BY BILL ROGGIO | April 12, 2018 |

The Taliban overran the district of Khwaja Omari and killed at least eight people, including the district governor, earlier today. Seven policemen were also killed in the attack. Khwaja Omari was considered to have been one of the more secure districts in Ghazni province.

The attack and death of Ali Shams Dost, the district governor, and seven policemen was confirmed by the Ghazni provincial police, according to TOLONews. Nine other policemen were wounded during the fighting.
A statement released by the provincial police force said the Taliban launched the raid at 2:00 AM local time. The Taliban routinely launches strikes on district centers and military bases at night. Videos documenting the attacks often show Taliban fighters using night vision devices.
The Taliban torched the governor’s compound before withdrawing its forces. The police claimed that 27 Taliban fighters were killed in retaliatory airstrikes.
The district of Khwaja Omari was previously considered to be one of the more secure areas in Ghazni, which is a hotbed for the Taliban and other foreign jihadist groups such as al Qaeda. Resolute Support listed Khwaja Omari as “Government Influenced,” according to a report issued by the Special Investigator General for Afghanistan Reconstruction. A government influenced district means that the government holds sway and the Taliban presence is minimal.
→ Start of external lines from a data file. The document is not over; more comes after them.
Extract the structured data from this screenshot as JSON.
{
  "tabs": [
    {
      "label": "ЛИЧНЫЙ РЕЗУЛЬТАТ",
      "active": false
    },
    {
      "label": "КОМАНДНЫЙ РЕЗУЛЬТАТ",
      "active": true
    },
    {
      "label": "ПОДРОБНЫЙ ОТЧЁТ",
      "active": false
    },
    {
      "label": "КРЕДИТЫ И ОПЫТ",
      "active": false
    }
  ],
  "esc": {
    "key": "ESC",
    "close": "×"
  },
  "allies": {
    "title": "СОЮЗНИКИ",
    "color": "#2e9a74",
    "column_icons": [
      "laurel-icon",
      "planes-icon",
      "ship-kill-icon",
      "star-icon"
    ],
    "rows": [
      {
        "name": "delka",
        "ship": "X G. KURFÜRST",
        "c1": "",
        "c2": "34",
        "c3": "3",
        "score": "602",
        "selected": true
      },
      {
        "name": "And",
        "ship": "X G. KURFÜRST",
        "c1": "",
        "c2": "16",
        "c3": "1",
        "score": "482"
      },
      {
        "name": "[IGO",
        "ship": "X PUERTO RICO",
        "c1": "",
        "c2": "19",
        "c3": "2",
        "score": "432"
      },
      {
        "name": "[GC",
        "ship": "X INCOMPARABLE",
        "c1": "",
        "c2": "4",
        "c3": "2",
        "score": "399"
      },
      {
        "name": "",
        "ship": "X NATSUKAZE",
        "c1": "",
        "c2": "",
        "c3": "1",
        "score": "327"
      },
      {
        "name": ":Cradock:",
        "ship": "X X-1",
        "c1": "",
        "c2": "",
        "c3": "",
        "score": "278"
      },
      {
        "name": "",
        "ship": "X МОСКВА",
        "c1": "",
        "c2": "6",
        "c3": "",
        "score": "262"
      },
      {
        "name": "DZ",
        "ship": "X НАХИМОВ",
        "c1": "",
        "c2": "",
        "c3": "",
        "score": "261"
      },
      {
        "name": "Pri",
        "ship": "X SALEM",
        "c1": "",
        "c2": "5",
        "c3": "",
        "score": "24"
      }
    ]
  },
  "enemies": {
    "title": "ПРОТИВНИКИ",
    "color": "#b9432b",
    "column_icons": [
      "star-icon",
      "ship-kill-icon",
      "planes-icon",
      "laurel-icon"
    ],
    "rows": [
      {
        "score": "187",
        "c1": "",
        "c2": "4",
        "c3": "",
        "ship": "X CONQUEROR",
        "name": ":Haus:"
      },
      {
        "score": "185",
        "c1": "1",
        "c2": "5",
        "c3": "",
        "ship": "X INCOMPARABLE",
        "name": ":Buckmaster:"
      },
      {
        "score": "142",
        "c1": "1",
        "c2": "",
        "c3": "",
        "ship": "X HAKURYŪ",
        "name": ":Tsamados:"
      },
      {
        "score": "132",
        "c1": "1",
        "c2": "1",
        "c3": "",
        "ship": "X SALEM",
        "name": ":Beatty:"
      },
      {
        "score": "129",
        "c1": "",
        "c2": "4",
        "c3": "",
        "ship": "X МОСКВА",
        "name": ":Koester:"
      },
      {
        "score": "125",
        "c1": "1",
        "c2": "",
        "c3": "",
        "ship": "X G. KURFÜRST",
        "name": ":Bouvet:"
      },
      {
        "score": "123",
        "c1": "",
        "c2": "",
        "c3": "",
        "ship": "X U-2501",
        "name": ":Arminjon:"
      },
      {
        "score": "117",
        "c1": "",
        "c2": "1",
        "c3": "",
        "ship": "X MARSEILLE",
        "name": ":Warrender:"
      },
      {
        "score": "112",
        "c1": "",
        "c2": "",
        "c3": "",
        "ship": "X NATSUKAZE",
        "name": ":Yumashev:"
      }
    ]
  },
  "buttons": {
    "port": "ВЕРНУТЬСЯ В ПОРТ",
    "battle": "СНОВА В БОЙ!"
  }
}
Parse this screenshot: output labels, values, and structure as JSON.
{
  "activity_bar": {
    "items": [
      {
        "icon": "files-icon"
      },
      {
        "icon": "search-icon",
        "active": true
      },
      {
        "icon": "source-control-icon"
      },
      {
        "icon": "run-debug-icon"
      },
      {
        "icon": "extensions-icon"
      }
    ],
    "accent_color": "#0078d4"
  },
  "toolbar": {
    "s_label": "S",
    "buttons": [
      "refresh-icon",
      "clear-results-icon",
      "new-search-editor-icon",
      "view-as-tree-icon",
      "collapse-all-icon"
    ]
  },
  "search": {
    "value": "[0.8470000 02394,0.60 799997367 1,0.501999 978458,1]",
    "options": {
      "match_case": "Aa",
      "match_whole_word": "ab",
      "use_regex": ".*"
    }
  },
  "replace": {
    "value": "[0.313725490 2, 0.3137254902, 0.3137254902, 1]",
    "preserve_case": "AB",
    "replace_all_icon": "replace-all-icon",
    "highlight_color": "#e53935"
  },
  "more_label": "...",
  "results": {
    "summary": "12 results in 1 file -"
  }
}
13 April 2018

The terrible price ordinary Pakistanis have paid for hating India


Pakistan’s ideology has not really enhanced its functionality even if it helped its first generation get through the transition of seeing themselves as Pakistanis. A favourable international environment, specifically Pakistan’s cold war alliance with the West, enabled the country to sustain hostility towards India and to justify its Islamic orientation as a barrier to communism. The current dependence on China might pay for anti-Indianism for a few more years but is unlikely to help Pakistan overcome its fundamental contradictions.